Loop Community has also developed a USB Foot Pedal that allows worship leaders to control their loops and multitracks with their feet. This is helpful for worship leaders who play acoustic guitar and don’t have their hands free. You can get your hands on “Looptimus” for $199 by pledging funds on KickStarter: http://loop.cm/kickstarter
So the next time you play and someone says, “Wow, I’ve never heard so much sound come from just four people”, just tell them you’ve decided to add a fifth member to the band.
Visit LoopCommunity.com and sign up for free!
Matt McCoy is a worship leader and songwriter from Chicago, IL. He is the founder of Loop Community and an Ableton Certified Trainer. Follow him on Twitter.
Our electric guitarist Jamie Miley likes to use the
MERLIN in-ears from Unique Melody Global when he plays every Sunday.

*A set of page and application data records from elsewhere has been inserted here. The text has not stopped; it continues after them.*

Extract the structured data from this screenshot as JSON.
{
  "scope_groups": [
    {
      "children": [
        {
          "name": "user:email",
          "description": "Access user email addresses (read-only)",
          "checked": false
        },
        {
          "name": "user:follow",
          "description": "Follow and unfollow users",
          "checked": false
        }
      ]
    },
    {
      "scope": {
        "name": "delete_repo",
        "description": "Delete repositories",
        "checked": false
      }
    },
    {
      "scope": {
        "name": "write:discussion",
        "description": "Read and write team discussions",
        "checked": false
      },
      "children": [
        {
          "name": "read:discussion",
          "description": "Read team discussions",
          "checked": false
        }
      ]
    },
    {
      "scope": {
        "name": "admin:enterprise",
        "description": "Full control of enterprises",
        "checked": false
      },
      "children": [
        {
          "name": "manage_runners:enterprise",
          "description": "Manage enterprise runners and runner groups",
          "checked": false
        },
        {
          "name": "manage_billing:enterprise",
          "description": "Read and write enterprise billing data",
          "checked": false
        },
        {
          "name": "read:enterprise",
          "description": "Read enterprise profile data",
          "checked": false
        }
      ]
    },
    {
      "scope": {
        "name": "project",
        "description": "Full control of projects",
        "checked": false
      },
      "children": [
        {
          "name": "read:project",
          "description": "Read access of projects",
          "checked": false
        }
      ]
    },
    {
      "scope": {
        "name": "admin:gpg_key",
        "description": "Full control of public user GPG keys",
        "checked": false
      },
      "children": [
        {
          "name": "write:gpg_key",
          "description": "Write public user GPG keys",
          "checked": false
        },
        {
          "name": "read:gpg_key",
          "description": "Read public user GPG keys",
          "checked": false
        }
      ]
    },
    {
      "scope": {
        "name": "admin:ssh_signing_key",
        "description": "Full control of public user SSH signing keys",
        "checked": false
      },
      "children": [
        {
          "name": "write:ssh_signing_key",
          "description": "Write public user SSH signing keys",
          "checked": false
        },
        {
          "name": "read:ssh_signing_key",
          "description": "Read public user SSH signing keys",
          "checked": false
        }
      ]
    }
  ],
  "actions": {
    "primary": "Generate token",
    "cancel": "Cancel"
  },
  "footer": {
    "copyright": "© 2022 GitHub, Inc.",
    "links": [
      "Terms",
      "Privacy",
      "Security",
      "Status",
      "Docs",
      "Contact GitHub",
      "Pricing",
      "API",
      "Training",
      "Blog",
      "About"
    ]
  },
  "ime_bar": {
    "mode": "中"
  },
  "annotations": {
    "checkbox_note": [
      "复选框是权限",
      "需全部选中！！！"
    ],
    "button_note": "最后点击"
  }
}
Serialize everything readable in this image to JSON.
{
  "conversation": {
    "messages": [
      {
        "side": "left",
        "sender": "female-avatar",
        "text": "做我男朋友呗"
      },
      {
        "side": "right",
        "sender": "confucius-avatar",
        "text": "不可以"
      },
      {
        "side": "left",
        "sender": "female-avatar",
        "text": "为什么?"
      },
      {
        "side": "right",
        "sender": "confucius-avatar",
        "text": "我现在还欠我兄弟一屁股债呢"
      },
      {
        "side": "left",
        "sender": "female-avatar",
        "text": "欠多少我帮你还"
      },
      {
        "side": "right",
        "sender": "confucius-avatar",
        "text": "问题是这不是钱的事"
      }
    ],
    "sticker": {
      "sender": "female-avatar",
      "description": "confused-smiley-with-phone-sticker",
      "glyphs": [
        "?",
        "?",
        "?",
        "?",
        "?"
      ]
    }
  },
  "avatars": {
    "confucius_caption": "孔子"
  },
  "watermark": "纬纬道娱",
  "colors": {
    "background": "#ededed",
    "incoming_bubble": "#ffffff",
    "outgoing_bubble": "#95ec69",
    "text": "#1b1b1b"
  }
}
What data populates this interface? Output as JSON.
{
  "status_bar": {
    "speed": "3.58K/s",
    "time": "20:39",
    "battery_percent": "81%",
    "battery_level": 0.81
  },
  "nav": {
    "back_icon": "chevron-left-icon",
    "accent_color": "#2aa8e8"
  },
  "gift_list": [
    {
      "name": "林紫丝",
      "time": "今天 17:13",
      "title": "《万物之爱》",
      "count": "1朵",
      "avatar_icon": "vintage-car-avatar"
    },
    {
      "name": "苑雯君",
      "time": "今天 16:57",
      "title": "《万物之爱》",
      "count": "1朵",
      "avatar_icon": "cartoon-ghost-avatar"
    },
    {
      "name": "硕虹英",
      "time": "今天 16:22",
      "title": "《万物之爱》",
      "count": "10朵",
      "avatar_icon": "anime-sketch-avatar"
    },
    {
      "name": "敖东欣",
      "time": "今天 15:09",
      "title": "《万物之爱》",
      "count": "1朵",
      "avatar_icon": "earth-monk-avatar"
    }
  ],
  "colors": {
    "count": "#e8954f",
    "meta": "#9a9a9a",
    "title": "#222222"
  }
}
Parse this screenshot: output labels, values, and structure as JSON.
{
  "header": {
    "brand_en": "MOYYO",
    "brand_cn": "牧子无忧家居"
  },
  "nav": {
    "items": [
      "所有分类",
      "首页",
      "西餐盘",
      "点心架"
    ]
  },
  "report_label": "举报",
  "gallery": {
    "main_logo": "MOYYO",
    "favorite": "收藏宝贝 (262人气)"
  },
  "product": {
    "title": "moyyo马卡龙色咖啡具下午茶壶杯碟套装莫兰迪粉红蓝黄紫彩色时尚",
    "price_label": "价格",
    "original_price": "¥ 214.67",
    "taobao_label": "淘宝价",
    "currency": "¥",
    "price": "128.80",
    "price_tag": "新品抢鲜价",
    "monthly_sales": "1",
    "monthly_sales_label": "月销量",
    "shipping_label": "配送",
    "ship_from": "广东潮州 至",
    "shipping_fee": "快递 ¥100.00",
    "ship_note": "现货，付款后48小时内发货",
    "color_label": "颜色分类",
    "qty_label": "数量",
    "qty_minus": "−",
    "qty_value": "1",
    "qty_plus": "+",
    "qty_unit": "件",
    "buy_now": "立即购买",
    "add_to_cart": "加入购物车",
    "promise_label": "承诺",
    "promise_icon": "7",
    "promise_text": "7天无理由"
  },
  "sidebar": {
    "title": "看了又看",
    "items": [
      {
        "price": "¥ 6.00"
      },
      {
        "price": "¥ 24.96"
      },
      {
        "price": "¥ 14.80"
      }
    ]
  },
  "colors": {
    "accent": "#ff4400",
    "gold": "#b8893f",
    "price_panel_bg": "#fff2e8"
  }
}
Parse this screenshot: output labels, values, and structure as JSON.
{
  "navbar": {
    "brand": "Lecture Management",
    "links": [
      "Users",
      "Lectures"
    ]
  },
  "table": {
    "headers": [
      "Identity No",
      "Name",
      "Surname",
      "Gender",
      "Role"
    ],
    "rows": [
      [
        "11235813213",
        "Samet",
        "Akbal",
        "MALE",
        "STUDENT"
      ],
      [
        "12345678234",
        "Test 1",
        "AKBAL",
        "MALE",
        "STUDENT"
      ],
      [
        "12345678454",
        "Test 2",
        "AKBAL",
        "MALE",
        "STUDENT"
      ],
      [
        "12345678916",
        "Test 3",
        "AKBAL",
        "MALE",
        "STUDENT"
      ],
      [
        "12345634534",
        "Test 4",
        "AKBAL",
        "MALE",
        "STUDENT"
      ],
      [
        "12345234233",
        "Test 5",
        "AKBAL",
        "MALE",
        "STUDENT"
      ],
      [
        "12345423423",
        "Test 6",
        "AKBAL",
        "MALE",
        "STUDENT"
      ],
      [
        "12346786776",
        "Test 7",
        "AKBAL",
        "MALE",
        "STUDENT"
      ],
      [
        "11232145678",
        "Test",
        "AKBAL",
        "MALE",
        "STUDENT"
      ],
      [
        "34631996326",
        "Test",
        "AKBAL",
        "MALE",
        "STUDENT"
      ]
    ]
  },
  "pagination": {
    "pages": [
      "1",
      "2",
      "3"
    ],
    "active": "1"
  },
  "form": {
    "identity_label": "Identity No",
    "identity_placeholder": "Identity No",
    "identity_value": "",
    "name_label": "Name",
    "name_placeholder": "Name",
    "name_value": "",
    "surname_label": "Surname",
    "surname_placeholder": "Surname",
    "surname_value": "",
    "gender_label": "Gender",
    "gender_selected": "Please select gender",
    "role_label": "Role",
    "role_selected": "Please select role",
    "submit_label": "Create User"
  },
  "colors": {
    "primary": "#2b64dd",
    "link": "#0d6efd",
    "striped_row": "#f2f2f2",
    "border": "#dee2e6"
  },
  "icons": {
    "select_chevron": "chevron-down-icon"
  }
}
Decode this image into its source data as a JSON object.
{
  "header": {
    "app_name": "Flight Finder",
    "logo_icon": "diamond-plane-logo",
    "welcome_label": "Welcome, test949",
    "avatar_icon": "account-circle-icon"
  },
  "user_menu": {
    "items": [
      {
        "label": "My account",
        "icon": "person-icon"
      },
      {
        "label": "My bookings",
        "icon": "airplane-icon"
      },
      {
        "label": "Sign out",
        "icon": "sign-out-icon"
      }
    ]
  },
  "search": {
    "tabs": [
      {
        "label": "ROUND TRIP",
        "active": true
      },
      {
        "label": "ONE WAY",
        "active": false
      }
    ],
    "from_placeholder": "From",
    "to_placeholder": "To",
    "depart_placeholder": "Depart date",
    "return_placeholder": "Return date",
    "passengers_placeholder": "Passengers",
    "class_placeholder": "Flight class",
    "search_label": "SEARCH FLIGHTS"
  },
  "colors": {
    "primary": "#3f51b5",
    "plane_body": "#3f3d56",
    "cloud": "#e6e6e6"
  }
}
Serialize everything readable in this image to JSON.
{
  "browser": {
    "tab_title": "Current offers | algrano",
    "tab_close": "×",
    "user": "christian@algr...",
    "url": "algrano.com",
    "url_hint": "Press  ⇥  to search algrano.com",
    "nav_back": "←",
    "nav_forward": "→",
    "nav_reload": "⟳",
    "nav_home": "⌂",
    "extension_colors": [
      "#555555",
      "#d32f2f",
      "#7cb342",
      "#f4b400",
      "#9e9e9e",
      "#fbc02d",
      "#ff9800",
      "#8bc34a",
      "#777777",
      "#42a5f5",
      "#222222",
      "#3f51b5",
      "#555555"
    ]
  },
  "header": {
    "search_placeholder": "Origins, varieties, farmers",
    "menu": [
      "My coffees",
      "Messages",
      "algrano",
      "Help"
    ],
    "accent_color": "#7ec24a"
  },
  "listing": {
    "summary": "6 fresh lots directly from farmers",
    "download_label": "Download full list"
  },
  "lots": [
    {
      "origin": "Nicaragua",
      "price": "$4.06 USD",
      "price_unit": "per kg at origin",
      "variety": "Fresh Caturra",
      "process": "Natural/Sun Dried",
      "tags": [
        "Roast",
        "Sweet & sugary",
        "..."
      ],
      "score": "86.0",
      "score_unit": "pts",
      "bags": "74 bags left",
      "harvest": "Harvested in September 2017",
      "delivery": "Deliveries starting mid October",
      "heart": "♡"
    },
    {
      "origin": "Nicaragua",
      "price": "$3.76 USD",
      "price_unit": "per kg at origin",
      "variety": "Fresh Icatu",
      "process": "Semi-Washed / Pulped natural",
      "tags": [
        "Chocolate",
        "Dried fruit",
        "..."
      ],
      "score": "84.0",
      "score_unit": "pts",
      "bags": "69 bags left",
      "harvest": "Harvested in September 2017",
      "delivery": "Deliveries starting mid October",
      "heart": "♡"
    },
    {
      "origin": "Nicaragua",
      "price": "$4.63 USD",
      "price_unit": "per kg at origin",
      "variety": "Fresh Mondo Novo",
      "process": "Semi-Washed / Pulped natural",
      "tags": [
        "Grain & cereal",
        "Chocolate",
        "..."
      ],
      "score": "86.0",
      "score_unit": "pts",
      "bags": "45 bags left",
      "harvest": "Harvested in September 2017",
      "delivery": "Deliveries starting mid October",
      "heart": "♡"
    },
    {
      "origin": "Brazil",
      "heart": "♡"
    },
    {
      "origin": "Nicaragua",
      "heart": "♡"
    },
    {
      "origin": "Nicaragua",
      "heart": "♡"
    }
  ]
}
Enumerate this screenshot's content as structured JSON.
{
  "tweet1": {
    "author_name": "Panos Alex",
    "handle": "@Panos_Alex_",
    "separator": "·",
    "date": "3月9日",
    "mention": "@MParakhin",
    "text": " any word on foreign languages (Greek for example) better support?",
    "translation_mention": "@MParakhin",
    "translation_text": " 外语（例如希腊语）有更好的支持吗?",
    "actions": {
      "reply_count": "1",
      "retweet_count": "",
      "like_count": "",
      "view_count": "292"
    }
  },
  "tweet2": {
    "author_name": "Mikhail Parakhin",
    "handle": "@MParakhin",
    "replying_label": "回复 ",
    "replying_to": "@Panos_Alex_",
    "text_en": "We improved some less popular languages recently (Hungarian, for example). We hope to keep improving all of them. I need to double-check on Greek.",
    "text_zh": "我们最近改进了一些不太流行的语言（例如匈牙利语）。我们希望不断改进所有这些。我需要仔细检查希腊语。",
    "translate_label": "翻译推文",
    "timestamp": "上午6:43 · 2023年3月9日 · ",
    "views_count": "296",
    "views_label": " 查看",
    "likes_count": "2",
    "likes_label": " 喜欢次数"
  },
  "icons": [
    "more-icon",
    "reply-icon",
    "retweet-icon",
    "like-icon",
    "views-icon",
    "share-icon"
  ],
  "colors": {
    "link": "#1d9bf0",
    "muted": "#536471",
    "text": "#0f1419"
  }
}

“I have enjoyed the full range of sound the Merlin’s offer, especially the low dynamic sub. It also has an ambient port which allows for a great live sound. It is the best by far in ear monitor a musician could ask for!”
The more churches we work with the more I see a need for proper use of compression and gain structure.
The majority of churches now have access to digital consoles, this is great because of the different options you get with them are much more, and now with how affordable they have become so many churches are able to get them.
With a digital console, a church sound guy has more tools to work with than ever before. When using analog consoles, compression is something of an added expense to have on every channel and it can become very complex. Digital consoles make this much easier with onboard compression.
Compression is very much overlooked sometimes. Compression is the process of taking the input level and squeezing it down to something that is easier to mix with. Compression helps with singers’ and pastors’ microphones in a great way. It allows for the explosions of sound when the singer or pastor wants to emphasize a chorus or point in a song or message without clipping or distorting the sound for the audience.
The issue with compression is that most people do not use a proper gain structure. This is where you increase the gain to the proper level for the singer, pastor, or instrument.
In some cases we have seen where a church may over compress the signal coming in when it just needs to have less overall gain. The more you compress a signal the weaker it is and sounds, which is why you need to add the gain back. This is the RATIO, which just means for every 1 db of input you will compress it down that many times once it passes the THRESHOLD, which I will talk about in a minute. So if you have a 1:4 ratio, you are compressing the 1 db of signal down 4 times, which means you are squeezing it a lot.
The THRESHOLD is the point in which the compressor will turn on. It will not turn on until it passes that set level. The ATTACK and RELEASE are just the speed of the compressor taking the input signal, compressing it, and sending it back out. Most times on digital and even analog compressors you can see how much GAIN REDUCTION is done to the signal. This is where you need to use the OUTPUT GAIN to gain up the signal you just compressed.
Here’s a good starting point:
Try a ratio somewhere between 4:1 and 8:1, an attack time as fast as possible, with a release time of around half a second. Try and achieve about 4-6dB of gain reduction. Makeup gain 4-6db.